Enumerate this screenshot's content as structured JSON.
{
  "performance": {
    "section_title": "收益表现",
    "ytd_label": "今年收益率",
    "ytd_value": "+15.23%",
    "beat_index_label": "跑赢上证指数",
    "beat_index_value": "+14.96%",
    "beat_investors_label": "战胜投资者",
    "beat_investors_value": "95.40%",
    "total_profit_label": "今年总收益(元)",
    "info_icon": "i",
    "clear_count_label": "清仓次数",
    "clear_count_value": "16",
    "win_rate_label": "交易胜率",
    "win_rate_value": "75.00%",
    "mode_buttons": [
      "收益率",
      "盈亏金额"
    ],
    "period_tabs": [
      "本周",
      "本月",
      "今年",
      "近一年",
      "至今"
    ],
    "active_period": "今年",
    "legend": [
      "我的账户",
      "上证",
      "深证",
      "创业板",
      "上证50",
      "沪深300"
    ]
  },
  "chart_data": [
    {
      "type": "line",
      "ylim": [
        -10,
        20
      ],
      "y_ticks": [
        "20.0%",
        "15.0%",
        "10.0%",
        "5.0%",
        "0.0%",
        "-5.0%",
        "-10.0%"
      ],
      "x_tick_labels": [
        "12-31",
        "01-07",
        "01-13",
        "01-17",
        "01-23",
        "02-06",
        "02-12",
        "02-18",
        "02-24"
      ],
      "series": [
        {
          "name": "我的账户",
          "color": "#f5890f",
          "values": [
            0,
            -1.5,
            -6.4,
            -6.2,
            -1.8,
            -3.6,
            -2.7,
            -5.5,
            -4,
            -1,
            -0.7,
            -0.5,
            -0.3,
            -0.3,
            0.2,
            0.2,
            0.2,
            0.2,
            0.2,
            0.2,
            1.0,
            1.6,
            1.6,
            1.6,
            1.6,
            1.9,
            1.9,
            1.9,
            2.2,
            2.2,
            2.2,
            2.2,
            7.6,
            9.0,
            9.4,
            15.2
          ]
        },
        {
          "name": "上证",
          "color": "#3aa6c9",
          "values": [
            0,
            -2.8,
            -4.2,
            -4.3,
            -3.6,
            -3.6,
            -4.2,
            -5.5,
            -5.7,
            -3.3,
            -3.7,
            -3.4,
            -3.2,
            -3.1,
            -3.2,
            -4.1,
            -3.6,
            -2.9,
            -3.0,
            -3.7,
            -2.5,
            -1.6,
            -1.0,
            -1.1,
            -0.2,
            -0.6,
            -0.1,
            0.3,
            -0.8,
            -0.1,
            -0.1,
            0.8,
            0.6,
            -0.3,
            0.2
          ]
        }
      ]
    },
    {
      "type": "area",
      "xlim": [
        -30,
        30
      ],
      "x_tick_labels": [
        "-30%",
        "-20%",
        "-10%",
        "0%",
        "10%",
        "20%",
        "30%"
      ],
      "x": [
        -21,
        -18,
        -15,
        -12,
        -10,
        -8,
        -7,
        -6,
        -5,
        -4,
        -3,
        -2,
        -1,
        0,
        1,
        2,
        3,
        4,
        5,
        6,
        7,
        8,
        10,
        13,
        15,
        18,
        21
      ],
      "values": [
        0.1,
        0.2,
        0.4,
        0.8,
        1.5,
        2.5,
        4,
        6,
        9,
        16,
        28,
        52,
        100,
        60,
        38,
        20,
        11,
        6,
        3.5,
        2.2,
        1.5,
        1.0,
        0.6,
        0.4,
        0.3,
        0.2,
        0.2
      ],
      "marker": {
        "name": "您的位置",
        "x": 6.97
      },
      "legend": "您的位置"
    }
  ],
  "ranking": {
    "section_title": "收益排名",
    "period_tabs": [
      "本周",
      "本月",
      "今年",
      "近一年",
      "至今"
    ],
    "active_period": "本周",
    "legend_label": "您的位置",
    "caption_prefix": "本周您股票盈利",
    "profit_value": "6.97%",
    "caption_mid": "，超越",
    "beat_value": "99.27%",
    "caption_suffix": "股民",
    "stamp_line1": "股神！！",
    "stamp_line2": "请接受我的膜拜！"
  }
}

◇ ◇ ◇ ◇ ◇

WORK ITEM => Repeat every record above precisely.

SOLVED EXERCISE =>
Enumerate this screenshot's content as structured JSON.
{
  "performance": {
    "section_title": "收益表现",
    "ytd_label": "今年收益率",
    "ytd_value": "+15.23%",
    "beat_index_label": "跑赢上证指数",
    "beat_index_value": "+14.96%",
    "beat_investors_label": "战胜投资者",
    "beat_investors_value": "95.40%",
    "total_profit_label": "今年总收益(元)",
    "info_icon": "i",
    "clear_count_label": "清仓次数",
    "clear_count_value": "16",
    "win_rate_label": "交易胜率",
    "win_rate_value": "75.00%",
    "mode_buttons": [
      "收益率",
      "盈亏金额"
    ],
    "period_tabs": [
      "本周",
      "本月",
      "今年",
      "近一年",
      "至今"
    ],
    "active_period": "今年",
    "legend": [
      "我的账户",
      "上证",
      "深证",
      "创业板",
      "上证50",
      "沪深300"
    ]
  },
  "chart_data": [
    {
      "type": "line",
      "ylim": [
        -10,
        20
      ],
      "y_ticks": [
        "20.0%",
        "15.0%",
        "10.0%",
        "5.0%",
        "0.0%",
        "-5.0%",
        "-10.0%"
      ],
      "x_tick_labels": [
        "12-31",
        "01-07",
        "01-13",
        "01-17",
        "01-23",
        "02-06",
        "02-12",
        "02-18",
        "02-24"
      ],
      "series": [
        {
          "name": "我的账户",
          "color": "#f5890f",
          "values": [
            0,
            -1.5,
            -6.4,
            -6.2,
            -1.8,
            -3.6,
            -2.7,
            -5.5,
            -4,
            -1,
            -0.7,
            -0.5,
            -0.3,
            -0.3,
            0.2,
            0.2,
            0.2,
            0.2,
            0.2,
            0.2,
            1.0,
            1.6,
            1.6,
            1.6,
            1.6,
            1.9,
            1.9,
            1.9,
            2.2,
            2.2,
            2.2,
            2.2,
            7.6,
            9.0,
            9.4,
            15.2
          ]
        },
        {
          "name": "上证",
          "color": "#3aa6c9",
          "values": [
            0,
            -2.8,
            -4.2,
            -4.3,
            -3.6,
            -3.6,
            -4.2,
            -5.5,
            -5.7,
            -3.3,
            -3.7,
            -3.4,
            -3.2,
            -3.1,
            -3.2,
            -4.1,
            -3.6,
            -2.9,
            -3.0,
            -3.7,
            -2.5,
            -1.6,
            -1.0,
            -1.1,
            -0.2,
            -0.6,
            -0.1,
            0.3,
            -0.8,
            -0.1,
            -0.1,
            0.8,
            0.6,
            -0.3,
            0.2
          ]
        }
      ]
    },
    {
      "type": "area",
      "xlim": [
        -30,
        30
      ],
      "x_tick_labels": [
        "-30%",
        "-20%",
        "-10%",
        "0%",
        "10%",
        "20%",
        "30%"
      ],
      "x": [
        -21,
        -18,
        -15,
        -12,
        -10,
        -8,
        -7,
        -6,
        -5,
        -4,
        -3,
        -2,
        -1,
        0,
        1,
        2,
        3,
        4,
        5,
        6,
        7,
        8,
        10,
        13,
        15,
        18,
        21
      ],
      "values": [
        0.1,
        0.2,
        0.4,
        0.8,
        1.5,
        2.5,
        4,
        6,
        9,
        16,
        28,
        52,
        100,
        60,
        38,
        20,
        11,
        6,
        3.5,
        2.2,
        1.5,
        1.0,
        0.6,
        0.4,
        0.3,
        0.2,
        0.2
      ],
      "marker": {
        "name": "您的位置",
        "x": 6.97
      },
      "legend": "您的位置"
    }
  ],
  "ranking": {
    "section_title": "收益排名",
    "period_tabs": [
      "本周",
      "本月",
      "今年",
      "近一年",
      "至今"
    ],
    "active_period": "本周",
    "legend_label": "您的位置",
    "caption_prefix": "本周您股票盈利",
    "profit_value": "6.97%",
    "caption_mid": "，超越",
    "beat_value": "99.27%",
    "caption_suffix": "股民",
    "stamp_line1": "股神！！",
    "stamp_line2": "请接受我的膜拜！"
  }
}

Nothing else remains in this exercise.